Mfana Khoza, project manager at the e-government department, said the manual way of applying for state jobs was a cumbersome process, which would eventually lead to people not applying for the jobs because of inaccessibility issues. This, he said, informed the need to develop a solution to address the challenge.
"The e-recruitment system was developed internally by the Gauteng Department of e-Government. As our infrastructure partner, SITA will host the site in partnership with the e-government department. There is a memorandum of understanding in terms of the processes and systems they provide."
The site is live and has been usable since its launch yesterday, added Khoza.
As a result of the scope of government departments and its entities, the system is being rolled out in a phased approach. This means the e-recruitment process will kick-off with the national departments of labour, higher education and training, office of the public service commission, DPSA, National School of Government, as well as the Centre for Public Service Innovation.
The DPSA expects roll-out of the system to the rest of the public service departments from 1 April 2019.
"We are phasing the implementation because government is quite broad," Khoza pointed out. "Gradually, we will be moving to incorporate all entities. It is a phased approach for management purposes and all other departments will come on board as we progress."
He continued: "Anyone from any province can apply. There is also no need to install anything on your device and it is accessible across multiple interfaces. The other advantage is that, on the citizen side, there is no requirement for any software licensing."
21st century moves
ICT policy and regulatory expert Charley Lewis called the decision to have an e-jobs site a 21st century move.
"Of course it's a positive move, albeit one long overdue," said Lewis. "E-recruitment has been an established platform in the private sector for many years now, so it's good to see government finally coming to the party.

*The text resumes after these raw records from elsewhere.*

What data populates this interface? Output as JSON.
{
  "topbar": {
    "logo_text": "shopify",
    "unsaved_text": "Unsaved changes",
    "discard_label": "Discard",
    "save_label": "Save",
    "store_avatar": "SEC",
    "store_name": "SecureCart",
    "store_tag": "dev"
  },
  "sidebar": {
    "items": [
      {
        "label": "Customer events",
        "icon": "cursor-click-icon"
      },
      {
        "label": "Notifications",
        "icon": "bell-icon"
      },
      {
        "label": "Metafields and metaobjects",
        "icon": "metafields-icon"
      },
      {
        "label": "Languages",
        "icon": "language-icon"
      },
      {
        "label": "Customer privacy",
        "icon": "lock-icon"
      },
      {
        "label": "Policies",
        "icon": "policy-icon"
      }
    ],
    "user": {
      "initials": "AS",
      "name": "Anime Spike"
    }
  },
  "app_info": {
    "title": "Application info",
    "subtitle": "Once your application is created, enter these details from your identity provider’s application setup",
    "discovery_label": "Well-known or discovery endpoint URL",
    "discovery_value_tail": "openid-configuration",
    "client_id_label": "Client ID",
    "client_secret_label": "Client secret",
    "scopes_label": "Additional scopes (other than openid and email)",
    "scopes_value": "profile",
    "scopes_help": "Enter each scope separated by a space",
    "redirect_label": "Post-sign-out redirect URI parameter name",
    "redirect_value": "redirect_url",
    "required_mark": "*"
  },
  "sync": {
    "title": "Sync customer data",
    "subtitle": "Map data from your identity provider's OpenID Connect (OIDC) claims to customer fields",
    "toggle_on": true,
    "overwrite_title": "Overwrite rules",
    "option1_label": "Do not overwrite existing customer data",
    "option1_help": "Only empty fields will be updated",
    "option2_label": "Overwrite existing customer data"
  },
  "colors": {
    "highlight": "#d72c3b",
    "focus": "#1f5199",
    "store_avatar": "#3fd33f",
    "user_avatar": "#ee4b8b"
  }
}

"The devil, of course, will be in the detail, in the functionalities and features of the planned portal. One certainly hopes it goes far beyond simply digitising the existing Z83 application form (already available electronically via many government or other Web sites) to include features like pro-forma screening of applicants, skills profiling, the upload of qualifications, CVs, letters of motivation, the ability to sign up for SMS and e-mail alerts, and more.

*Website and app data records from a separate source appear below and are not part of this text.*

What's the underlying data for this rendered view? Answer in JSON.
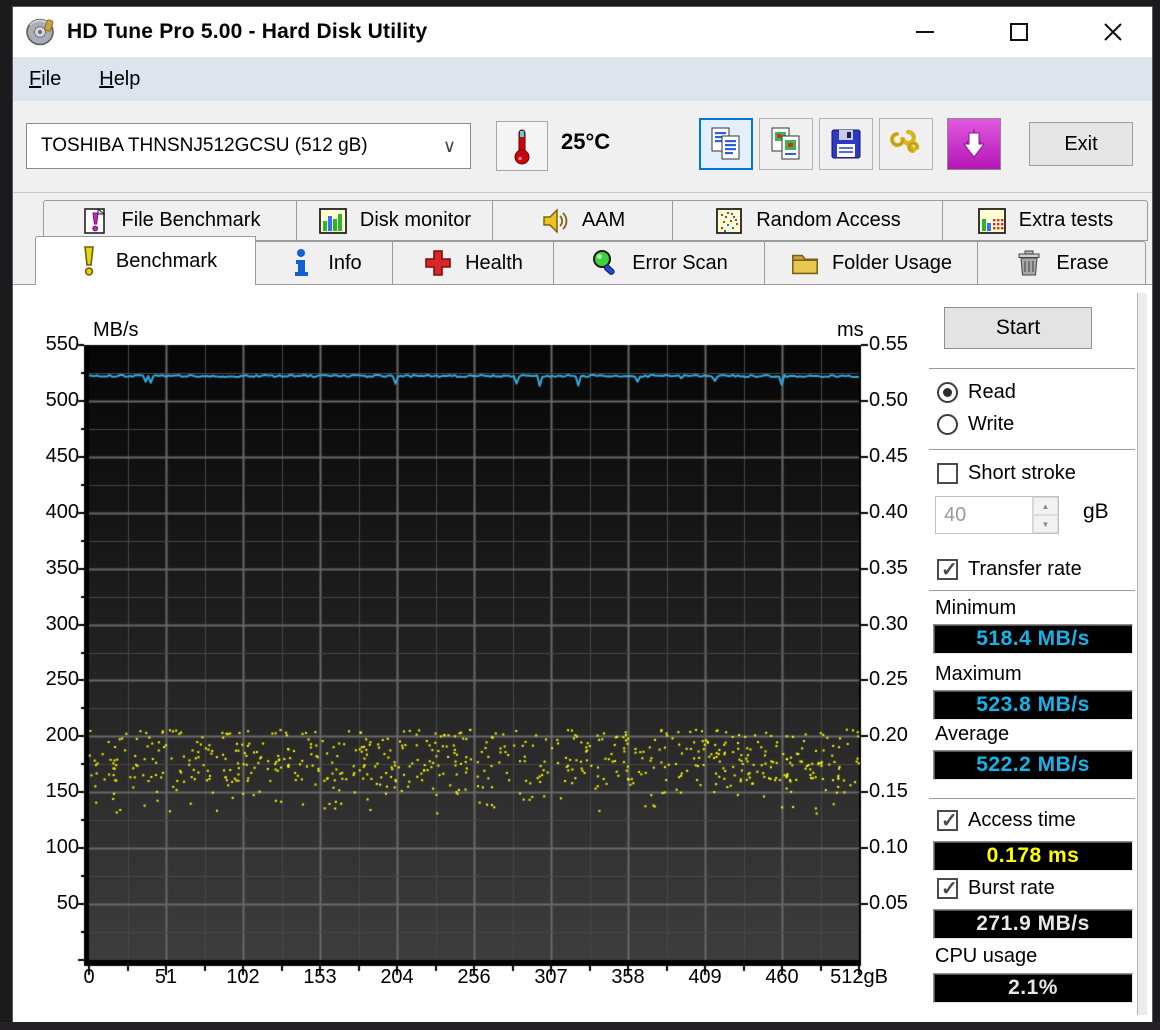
{
  "window": {
    "title": "HD Tune Pro 5.00 - Hard Disk Utility"
  },
  "menu": {
    "items": [
      {
        "label": "File"
      },
      {
        "label": "Help"
      }
    ]
  },
  "toolbar": {
    "drive_select": "TOSHIBA THNSNJ512GCSU (512 gB)",
    "temperature": "25°C",
    "exit_label": "Exit"
  },
  "tabs": {
    "row1": [
      {
        "label": "File Benchmark",
        "icon": "file-benchmark-icon",
        "active": false
      },
      {
        "label": "Disk monitor",
        "icon": "disk-monitor-icon",
        "active": false
      },
      {
        "label": "AAM",
        "icon": "speaker-icon",
        "active": false
      },
      {
        "label": "Random Access",
        "icon": "random-access-icon",
        "active": false
      },
      {
        "label": "Extra tests",
        "icon": "extra-tests-icon",
        "active": false
      }
    ],
    "row2": [
      {
        "label": "Benchmark",
        "icon": "benchmark-icon",
        "active": true
      },
      {
        "label": "Info",
        "icon": "info-icon",
        "active": false
      },
      {
        "label": "Health",
        "icon": "health-icon",
        "active": false
      },
      {
        "label": "Error Scan",
        "icon": "error-scan-icon",
        "active": false
      },
      {
        "label": "Folder Usage",
        "icon": "folder-icon",
        "active": false
      },
      {
        "label": "Erase",
        "icon": "trash-icon",
        "active": false
      }
    ]
  },
  "benchmark_panel": {
    "start_label": "Start",
    "read_label": "Read",
    "write_label": "Write",
    "read_selected": true,
    "short_stroke_label": "Short stroke",
    "short_stroke_checked": false,
    "short_stroke_value": "40",
    "short_stroke_unit": "gB",
    "transfer_rate_label": "Transfer rate",
    "transfer_rate_checked": true,
    "minimum_label": "Minimum",
    "minimum_value": "518.4 MB/s",
    "maximum_label": "Maximum",
    "maximum_value": "523.8 MB/s",
    "average_label": "Average",
    "average_value": "522.2 MB/s",
    "access_time_label": "Access time",
    "access_time_checked": true,
    "access_time_value": "0.178 ms",
    "burst_rate_label": "Burst rate",
    "burst_rate_checked": true,
    "burst_rate_value": "271.9 MB/s",
    "cpu_usage_label": "CPU usage",
    "cpu_usage_value": "2.1%"
  },
  "colors": {
    "lcd_cyan": "#17b2e8",
    "lcd_yellow": "#ffff00",
    "lcd_white": "#e8e8e8",
    "focus_blue": "#0078d7",
    "transfer_line": "#35aae4",
    "access_dots": "#ffff00"
  },
  "chart_data": {
    "type": "line+scatter",
    "title": "",
    "x_axis": {
      "min": 0,
      "max": 512,
      "unit": "gB",
      "ticks": [
        "0",
        "51",
        "102",
        "153",
        "204",
        "256",
        "307",
        "358",
        "409",
        "460",
        "512gB"
      ]
    },
    "left_axis": {
      "label": "MB/s",
      "min": 0,
      "max": 550,
      "tick_step": 50,
      "ticks": [
        550,
        500,
        450,
        400,
        350,
        300,
        250,
        200,
        150,
        100,
        50
      ]
    },
    "right_axis": {
      "label": "ms",
      "min": 0,
      "max": 0.55,
      "tick_step": 0.05,
      "ticks": [
        "0.55",
        "0.50",
        "0.45",
        "0.40",
        "0.35",
        "0.30",
        "0.25",
        "0.20",
        "0.15",
        "0.10",
        "0.05"
      ]
    },
    "grid": {
      "on": true,
      "color_major": "#686868",
      "color_minor": "#474747",
      "bg_top": "#060606",
      "bg_bottom": "#3d3d3d",
      "minor_x_divisions": 20,
      "minor_y_step": 25
    },
    "series": [
      {
        "name": "Transfer rate",
        "axis": "left",
        "type": "line",
        "color": "#35aae4",
        "summary": {
          "min": 518.4,
          "max": 523.8,
          "avg": 522.2
        },
        "gen": {
          "samples": 300,
          "base": 522.3,
          "noise": 1.0,
          "dip_chance": 0.035,
          "dip_min": 2,
          "dip_max": 9,
          "seed": 20
        }
      },
      {
        "name": "Access time",
        "axis": "right",
        "type": "scatter",
        "color": "#ffff00",
        "summary": {
          "avg": 0.178
        },
        "gen": {
          "count": 680,
          "seed": 77,
          "bands": [
            {
              "p": 0.8,
              "min": 0.16,
              "max": 0.206
            },
            {
              "p": 0.13,
              "min": 0.148,
              "max": 0.162
            },
            {
              "p": 0.07,
              "min": 0.131,
              "max": 0.15
            }
          ]
        }
      }
    ]
  }
}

"And, of course, any job application front-end is only as good as the processes and procedures on the back-end, those that specify the skills, qualifications, experience and job description requirements in each case, along with those that screen and evaluate the flood of applications in each case. Without effective back-end management, any portal, no matter its functionalities, is a waste of time."
Lewis, however, warned the portal cannot address the key problems with the public sector: "Its already bloated staffing levels, the lack of requisite skills and capabilities in so many of its staff, its failure sufficiently to train and upskill those already on the payroll, its failure to hold under-performing or corrupt staff to account, the lack of work ethic and public servant mentality, its poor commitment to service delivery."
The Public Servants Association (PSA) has welcomed the department's digital recruitment system.
"In a country where unemployment is high, the youth are not only struggling to find employment, but are challenged by application processes; this initiative will ease the application process," said PSA GM Ivan Fredericks.
"The PSA also welcomes the notion that, through advertising electronically on the system, costs for advertising vacancies by means of current methods will be cut. Any cost-saving mechanism in the administration of the public service that still guarantees the best services for people is commended. Skills development and training are, however, vital to ensure that employees can adapt to the new method of working and embrace the era of technology brought about in the face of the fourth industrial revolution."